Wilson Morrow Laird was born on March 4, 1915, in Erie, Pennsylvania. He was the son of Charles W. and Elizabeth Laird. Wilson Laird graduated from Muskingum College, New Concord, Ohio, with a Bachelor of Arts degree in Geology in 1936. He obtained a Master of Arts degree from the University of North Carolina in 1938, and a Ph. D. from the University of Cincinnati in 1942. His doctoral dissertation was entitled “The Stratigraphy of the Upper Devonian and Lower Mississippian of Southwestern Pennsylvania.”
Laird joined the University of North Dakota as an Assistant Professor of Geology in 1940. He was promoted to Associate Professor in 1942 and Professor in 1946. He became Head of the Geology Department in 1942. The department underwent tremendous growth during Laird’s tenure, expanding from a faculty of two to a doctorate granting department. Laird was a prodigious scholar who published on subjects as diverse as paleontology, stratigraphy, geomorphology, limnology, sedimentology, and mineral deposits. He also wrote about regional, glacial, groundwater and petroleum geology, and co-authored several geology laboratory manuals.
Laird was named North Dakota State Geologist in 1941. Under his guidance, the North Dakota Geological Survey received national acclaim for its organization and preservation of well files, logs, samples, and cores. Laird’s interest in conservation led to North Dakota’s enactment of oil conservation laws many years before oil was actually discovered in the state. When he took over administration of the Geological Survey, Laird was its only employee; in 1964, Leonard Hall was built to house both the Geological Survey and the Department of Geology. In 1989, the Survey had grown to such an extent that it was moved to Bismarck.

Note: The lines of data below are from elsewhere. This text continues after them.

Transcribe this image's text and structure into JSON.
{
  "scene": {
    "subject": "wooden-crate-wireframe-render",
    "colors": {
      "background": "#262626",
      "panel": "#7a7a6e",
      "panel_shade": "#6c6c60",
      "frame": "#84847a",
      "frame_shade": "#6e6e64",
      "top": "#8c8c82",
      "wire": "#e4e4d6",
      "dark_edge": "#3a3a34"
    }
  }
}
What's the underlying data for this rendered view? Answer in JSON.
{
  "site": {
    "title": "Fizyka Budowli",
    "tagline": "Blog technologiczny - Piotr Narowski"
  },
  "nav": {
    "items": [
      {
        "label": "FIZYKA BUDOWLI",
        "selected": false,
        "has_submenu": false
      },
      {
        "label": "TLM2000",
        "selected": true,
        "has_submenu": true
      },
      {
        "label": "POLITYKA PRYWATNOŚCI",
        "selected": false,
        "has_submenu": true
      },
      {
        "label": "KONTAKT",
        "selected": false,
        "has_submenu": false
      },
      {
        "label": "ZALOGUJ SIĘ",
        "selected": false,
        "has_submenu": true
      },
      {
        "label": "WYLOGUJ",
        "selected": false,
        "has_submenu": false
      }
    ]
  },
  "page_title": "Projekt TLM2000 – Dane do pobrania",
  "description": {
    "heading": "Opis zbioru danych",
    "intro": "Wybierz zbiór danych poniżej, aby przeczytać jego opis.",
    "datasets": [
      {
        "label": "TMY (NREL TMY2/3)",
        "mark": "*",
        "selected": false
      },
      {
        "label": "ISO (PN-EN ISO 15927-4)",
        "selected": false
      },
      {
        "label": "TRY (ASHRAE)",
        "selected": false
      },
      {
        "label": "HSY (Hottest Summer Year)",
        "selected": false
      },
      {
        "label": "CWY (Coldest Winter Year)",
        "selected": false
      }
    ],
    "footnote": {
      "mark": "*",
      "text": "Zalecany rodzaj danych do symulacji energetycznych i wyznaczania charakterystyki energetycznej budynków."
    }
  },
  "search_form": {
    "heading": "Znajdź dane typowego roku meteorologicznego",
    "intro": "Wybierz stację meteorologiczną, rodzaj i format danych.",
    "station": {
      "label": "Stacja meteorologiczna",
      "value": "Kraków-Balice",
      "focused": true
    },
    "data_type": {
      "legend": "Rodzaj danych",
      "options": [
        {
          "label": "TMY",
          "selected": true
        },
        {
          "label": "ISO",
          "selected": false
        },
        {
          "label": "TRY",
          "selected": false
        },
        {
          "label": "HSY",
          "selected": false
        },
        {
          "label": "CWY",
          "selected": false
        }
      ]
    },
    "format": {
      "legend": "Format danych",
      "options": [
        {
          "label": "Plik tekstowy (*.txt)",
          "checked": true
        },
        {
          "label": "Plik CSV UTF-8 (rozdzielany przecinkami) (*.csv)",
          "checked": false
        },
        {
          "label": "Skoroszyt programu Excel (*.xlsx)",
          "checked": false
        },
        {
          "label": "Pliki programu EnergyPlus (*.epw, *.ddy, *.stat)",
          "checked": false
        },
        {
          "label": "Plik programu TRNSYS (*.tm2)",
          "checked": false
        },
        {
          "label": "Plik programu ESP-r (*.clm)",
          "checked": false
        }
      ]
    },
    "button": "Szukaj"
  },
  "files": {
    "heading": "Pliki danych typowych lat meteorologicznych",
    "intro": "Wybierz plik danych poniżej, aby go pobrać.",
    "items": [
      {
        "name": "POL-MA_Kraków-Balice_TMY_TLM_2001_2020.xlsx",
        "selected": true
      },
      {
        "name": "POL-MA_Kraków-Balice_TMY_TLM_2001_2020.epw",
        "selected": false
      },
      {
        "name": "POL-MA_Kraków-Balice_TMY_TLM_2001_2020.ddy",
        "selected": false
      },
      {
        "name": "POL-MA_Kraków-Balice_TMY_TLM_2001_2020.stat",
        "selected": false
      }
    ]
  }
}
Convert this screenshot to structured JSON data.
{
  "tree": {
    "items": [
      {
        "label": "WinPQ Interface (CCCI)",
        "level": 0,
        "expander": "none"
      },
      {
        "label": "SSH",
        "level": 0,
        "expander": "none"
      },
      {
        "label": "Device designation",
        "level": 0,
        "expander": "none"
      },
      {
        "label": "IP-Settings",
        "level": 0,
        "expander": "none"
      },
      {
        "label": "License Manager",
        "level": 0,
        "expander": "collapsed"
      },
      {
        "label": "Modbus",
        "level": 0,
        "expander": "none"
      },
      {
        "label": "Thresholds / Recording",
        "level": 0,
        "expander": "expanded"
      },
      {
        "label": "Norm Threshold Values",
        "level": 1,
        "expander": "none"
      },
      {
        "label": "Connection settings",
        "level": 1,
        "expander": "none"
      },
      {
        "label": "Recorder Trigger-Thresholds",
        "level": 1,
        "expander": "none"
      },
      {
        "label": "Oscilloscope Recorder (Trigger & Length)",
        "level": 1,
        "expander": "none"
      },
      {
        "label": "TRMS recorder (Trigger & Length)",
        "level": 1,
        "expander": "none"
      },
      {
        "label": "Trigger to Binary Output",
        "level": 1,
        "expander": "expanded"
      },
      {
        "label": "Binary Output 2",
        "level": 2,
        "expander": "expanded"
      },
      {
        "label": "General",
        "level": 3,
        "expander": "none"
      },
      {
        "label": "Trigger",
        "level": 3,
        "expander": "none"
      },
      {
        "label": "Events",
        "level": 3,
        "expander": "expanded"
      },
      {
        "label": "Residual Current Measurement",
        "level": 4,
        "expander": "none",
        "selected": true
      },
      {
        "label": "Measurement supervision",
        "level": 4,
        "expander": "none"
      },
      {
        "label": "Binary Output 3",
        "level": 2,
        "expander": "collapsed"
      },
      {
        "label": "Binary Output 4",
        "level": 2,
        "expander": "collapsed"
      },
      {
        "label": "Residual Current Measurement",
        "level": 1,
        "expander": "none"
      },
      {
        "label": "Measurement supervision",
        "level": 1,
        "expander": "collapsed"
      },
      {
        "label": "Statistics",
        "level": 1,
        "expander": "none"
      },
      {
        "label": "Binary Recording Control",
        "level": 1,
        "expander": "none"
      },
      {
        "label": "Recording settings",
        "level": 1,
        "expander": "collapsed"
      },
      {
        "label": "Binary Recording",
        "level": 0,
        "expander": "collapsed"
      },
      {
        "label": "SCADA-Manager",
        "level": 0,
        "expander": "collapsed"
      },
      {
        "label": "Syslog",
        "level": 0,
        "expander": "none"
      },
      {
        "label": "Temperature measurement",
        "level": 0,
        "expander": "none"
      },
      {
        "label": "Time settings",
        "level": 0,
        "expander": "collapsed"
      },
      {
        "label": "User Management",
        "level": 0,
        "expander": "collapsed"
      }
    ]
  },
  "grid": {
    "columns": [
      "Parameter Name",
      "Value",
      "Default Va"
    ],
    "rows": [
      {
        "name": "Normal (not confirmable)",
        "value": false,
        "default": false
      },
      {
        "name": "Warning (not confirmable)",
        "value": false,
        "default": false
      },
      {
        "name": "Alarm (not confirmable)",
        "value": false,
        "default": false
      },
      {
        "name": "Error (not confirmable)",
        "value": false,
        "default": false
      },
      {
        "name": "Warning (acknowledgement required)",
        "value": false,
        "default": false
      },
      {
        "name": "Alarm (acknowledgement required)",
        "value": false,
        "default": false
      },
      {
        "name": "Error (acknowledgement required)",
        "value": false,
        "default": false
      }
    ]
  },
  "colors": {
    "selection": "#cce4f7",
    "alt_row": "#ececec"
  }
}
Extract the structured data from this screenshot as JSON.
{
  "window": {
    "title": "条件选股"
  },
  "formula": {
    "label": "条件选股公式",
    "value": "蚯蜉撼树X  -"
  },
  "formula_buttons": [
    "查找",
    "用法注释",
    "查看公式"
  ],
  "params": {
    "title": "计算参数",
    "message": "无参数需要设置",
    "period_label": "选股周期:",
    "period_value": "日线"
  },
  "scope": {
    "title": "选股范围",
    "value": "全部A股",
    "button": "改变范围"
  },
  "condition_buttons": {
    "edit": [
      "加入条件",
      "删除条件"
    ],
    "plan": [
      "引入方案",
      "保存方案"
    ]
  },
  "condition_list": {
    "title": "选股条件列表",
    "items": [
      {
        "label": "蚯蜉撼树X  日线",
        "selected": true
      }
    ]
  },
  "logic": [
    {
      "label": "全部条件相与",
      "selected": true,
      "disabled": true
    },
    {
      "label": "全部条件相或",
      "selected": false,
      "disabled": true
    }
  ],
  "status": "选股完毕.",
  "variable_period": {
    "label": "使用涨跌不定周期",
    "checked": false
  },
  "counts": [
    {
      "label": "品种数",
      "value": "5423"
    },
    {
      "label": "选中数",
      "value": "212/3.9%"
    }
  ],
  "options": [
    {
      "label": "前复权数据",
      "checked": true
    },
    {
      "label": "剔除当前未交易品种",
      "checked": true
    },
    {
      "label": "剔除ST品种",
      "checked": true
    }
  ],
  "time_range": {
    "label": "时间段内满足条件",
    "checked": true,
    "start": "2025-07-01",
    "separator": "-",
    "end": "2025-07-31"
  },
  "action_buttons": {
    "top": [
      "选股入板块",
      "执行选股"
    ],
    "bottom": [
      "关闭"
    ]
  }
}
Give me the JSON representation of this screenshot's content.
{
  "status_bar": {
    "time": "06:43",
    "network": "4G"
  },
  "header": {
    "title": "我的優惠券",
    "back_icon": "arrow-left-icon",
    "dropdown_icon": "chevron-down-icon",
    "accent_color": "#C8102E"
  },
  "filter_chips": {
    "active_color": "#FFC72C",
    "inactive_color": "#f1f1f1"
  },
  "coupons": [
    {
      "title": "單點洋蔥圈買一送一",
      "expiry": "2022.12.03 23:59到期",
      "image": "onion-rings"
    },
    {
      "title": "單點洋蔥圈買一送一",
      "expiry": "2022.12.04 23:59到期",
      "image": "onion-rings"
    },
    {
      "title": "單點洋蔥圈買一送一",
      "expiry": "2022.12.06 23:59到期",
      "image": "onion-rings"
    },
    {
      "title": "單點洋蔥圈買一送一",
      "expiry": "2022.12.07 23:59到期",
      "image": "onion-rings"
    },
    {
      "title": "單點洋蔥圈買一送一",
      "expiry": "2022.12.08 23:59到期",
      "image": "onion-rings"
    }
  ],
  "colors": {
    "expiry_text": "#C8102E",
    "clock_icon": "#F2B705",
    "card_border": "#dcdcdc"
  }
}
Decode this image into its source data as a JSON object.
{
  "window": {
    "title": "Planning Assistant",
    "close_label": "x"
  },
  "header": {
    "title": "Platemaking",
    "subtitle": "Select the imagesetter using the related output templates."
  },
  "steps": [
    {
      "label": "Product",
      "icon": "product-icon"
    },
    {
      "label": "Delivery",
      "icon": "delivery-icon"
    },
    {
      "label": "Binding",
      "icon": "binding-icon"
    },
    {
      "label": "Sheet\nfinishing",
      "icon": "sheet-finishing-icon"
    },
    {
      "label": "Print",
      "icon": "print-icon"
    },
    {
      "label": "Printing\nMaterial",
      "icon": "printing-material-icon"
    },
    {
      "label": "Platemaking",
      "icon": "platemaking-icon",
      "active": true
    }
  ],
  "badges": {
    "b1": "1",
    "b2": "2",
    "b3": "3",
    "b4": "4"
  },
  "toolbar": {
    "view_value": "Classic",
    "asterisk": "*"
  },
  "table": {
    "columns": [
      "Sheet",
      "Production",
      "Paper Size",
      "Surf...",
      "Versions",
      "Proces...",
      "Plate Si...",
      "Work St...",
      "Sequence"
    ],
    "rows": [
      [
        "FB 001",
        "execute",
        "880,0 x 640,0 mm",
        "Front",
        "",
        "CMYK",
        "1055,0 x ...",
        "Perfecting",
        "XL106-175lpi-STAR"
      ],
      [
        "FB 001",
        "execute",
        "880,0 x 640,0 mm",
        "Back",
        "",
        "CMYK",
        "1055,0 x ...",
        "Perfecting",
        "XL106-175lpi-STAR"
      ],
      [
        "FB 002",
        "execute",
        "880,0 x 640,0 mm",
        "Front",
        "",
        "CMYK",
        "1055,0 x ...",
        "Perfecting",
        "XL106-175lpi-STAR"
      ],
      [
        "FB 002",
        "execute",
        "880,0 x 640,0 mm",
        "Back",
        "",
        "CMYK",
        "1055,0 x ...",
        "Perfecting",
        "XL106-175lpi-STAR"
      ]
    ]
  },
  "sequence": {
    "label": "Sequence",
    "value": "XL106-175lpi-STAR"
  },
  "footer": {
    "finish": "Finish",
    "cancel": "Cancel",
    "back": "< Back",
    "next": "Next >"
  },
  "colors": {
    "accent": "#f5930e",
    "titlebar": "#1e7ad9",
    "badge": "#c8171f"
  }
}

Laird took leave from UND in 1969 to accept a position as Director of the Office of Oil and Gas in the U.S. Department of the Interior. In 1971, he resigned from this post, in addition to formally retiring from UND. He became the first director of the Committee on Exploration of the American Petroleum Institute. He promoted offshore drilling along the east coast of the U.S., in addition to unexplored areas in the Gulf of Mexico. He retired from the position in 1979.
Laird was a fifty year fellow of the Geological Society of America, and received its Public Service Award in 1981. He served as Vice-President (1948) and President (1950) of the Association of American State Geologists, and President of the North Dakota Academy of Science in 1952. He served as President of the American Association of Petroleum Geologists, and was honored by this group in 1947 with the President’s Award for his research on Devonian stratigraphy in Montana. On the local level, he was active in the Boy Scouts of America, as well as the Masons, Elks, and the Presbyterian Church.
He received honorary doctor of science degrees from Muskingum College in 1964 and UND in 1984. The North Dakota Geological Survey's Wilson M. Laird Core and Sample Library, located on the UND campus, was dedicated in 1980. In 1992, Laird was awarded the first Arthur Gray Leonard medal, established by the UND Department of Geology and Geological Engineering to recognize outstanding alumni achievement.
He married Reba Allene Latimer on August 8, 1938, in Latrobe, Pennsylvania. The couple had four children: Douglas, David, Donald, and Dorothy. After Reba Laird died on July 21, 1989, he married Margaret L. Ray of Oklahoma City. She died on November 11, 1996. Wilson Laird died in Kerrville, Texas, on May 14, 1997. He is buried at Memorial Park Cemetery in Grand Forks.
“Memorial to Wilson M. Laird, 1915-1977.” Geological Society of America Memorials: vol. 29, December 1998
The Wilson Laird Papers have been divided into seven series as follows:
Series 1: Biographical Materials
Series 2: Publications
Series 3: Speeches
Series 4: Employment
Series 5: University of North Dakota
Series 6: Photographs
Series 7: Oversize Materials